Cornerstones of Black History--Frederick Douglass

The life of Frederick Douglass is a story of slavery and discrimination, and a constant struggle for freedom and equality. WTOC salutes this man, who was born on this day in 1818. Douglass dedicated his life to crusading for freedom, justice and equality. He was consumed by his work as an abolitionist, orator, writer, reformer, diplomat and statesman.

As a reformer, he was a catalyst for a nonviolent struggle for desegregation and the right to vote. He wrote and spoke constantly about the need for all people to respect each other and themselves and the need for education as a way to advance oneself and strengthen our society.

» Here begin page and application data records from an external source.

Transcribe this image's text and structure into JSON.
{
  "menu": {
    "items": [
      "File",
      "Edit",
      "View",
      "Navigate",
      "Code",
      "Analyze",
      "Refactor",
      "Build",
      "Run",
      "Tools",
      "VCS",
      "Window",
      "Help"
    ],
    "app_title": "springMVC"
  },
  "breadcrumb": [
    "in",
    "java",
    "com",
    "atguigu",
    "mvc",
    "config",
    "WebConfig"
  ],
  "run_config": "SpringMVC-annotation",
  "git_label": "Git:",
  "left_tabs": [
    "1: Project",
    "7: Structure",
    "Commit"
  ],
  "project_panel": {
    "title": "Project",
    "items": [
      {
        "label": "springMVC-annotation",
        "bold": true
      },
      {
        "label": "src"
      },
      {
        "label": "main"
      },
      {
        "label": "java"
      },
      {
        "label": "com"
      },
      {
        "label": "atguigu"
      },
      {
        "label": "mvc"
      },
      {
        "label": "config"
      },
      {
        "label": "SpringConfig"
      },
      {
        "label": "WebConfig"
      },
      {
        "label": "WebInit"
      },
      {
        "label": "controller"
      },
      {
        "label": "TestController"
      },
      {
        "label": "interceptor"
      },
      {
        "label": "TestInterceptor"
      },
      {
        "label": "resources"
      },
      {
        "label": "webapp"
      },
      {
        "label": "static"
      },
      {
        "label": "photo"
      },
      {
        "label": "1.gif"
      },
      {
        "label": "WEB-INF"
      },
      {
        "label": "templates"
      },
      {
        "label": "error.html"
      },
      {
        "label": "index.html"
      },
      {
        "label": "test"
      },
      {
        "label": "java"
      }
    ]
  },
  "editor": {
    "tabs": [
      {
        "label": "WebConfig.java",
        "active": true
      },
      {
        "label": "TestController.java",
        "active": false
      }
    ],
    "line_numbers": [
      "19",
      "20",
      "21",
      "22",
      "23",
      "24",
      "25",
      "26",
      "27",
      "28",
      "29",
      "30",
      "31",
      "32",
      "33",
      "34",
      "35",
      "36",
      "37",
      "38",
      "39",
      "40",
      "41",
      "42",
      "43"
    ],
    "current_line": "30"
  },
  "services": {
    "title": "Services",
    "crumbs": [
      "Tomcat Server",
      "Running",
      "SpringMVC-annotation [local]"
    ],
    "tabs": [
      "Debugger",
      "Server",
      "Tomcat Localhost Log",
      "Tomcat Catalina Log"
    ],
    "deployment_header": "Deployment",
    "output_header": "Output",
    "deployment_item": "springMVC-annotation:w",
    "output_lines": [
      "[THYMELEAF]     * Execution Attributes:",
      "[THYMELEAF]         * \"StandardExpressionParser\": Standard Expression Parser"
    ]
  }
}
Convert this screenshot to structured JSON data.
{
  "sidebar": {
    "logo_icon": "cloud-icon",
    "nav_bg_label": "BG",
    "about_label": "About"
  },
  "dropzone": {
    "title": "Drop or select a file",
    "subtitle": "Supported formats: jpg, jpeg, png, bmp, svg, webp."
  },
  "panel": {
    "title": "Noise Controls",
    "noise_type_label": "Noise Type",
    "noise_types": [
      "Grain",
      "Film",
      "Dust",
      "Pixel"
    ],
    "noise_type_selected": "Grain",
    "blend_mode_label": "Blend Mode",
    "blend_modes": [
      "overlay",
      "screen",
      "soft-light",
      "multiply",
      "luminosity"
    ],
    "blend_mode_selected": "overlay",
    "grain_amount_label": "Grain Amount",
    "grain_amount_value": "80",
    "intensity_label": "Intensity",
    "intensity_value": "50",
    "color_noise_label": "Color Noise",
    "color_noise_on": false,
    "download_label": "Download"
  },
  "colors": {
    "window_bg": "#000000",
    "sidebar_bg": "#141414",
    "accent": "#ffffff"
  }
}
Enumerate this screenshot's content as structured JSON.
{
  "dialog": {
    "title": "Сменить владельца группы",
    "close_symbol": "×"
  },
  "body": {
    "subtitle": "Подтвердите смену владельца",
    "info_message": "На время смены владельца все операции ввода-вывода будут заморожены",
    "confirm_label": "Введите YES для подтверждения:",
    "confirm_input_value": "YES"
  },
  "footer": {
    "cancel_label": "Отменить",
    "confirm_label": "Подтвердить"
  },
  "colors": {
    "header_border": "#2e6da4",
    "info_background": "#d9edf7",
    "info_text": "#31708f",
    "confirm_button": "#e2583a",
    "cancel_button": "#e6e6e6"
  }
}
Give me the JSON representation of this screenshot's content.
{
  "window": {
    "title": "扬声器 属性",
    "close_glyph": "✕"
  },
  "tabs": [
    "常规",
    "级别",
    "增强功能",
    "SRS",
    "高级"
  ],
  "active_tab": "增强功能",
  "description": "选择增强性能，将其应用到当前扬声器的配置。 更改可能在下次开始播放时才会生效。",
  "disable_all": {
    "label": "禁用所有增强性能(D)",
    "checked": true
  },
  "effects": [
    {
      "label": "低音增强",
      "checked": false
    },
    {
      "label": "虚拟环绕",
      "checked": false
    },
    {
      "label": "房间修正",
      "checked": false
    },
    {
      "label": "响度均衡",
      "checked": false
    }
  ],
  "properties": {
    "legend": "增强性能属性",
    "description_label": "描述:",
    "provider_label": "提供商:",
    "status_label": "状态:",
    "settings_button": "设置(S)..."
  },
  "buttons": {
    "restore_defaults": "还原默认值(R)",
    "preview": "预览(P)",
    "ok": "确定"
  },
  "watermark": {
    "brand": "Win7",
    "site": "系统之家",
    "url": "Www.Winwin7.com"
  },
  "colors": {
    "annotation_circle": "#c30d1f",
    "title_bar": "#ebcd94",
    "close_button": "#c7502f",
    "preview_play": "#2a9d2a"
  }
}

Because of Douglass, blacks were recruited into the Union Army during the Civil War. Several times he discussed the problems of slavery with President Abraham Lincoln. Douglass will always be remembered as the leading spokesman of blacks in the 1800s and a person who devoted his life to the abolition of slavery and the fight for black rights.

Reported by: Dawn Baker,